PROBLEM TO SOLVE: Filtering the records below, copy only those lines that include the word "control".

[Data about app and page elements]
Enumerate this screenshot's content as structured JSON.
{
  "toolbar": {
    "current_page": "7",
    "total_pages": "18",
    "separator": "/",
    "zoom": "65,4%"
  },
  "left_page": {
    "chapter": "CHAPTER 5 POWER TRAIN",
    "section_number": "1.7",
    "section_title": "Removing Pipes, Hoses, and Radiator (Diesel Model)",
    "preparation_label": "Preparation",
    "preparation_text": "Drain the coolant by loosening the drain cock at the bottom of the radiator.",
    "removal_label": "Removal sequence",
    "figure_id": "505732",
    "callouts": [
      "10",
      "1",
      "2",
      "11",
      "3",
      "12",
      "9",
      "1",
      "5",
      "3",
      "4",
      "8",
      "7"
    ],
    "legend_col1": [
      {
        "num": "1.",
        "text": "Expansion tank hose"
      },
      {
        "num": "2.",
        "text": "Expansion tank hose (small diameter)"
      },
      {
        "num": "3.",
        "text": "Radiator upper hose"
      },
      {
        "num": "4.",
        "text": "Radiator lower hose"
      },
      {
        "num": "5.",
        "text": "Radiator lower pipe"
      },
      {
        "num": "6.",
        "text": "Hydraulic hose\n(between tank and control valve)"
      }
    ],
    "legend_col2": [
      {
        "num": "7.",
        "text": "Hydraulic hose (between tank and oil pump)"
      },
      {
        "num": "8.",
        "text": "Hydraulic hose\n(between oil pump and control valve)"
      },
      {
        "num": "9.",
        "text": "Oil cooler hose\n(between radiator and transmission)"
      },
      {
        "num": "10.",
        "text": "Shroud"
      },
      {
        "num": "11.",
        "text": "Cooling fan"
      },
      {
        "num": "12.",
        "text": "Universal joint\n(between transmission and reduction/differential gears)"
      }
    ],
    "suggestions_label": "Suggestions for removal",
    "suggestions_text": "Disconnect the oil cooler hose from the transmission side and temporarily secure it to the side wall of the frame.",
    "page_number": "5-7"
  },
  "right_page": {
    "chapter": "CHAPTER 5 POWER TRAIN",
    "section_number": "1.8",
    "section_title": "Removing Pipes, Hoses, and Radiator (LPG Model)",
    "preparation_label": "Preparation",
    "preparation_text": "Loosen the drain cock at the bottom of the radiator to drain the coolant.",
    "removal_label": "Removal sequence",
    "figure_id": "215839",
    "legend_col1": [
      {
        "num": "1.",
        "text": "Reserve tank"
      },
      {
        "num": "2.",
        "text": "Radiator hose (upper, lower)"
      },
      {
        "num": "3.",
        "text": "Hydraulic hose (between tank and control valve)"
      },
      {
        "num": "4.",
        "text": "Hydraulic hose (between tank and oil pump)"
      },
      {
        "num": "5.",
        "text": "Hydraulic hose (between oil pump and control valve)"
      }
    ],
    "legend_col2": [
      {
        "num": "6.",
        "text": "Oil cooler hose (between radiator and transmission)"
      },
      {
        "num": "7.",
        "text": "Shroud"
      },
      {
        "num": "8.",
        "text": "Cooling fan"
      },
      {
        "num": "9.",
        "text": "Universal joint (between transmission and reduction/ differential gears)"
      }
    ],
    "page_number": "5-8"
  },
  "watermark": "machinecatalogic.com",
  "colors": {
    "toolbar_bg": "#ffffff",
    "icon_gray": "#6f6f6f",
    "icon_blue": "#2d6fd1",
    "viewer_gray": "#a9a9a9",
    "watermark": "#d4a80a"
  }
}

THE COMPLETED TASK:
        "text": "Hydraulic hose\n(between tank and control valve)"
        "text": "Hydraulic hose\n(between oil pump and control valve)"
        "text": "Hydraulic hose (between tank and control valve)"
        "text": "Hydraulic hose (between oil pump and control valve)"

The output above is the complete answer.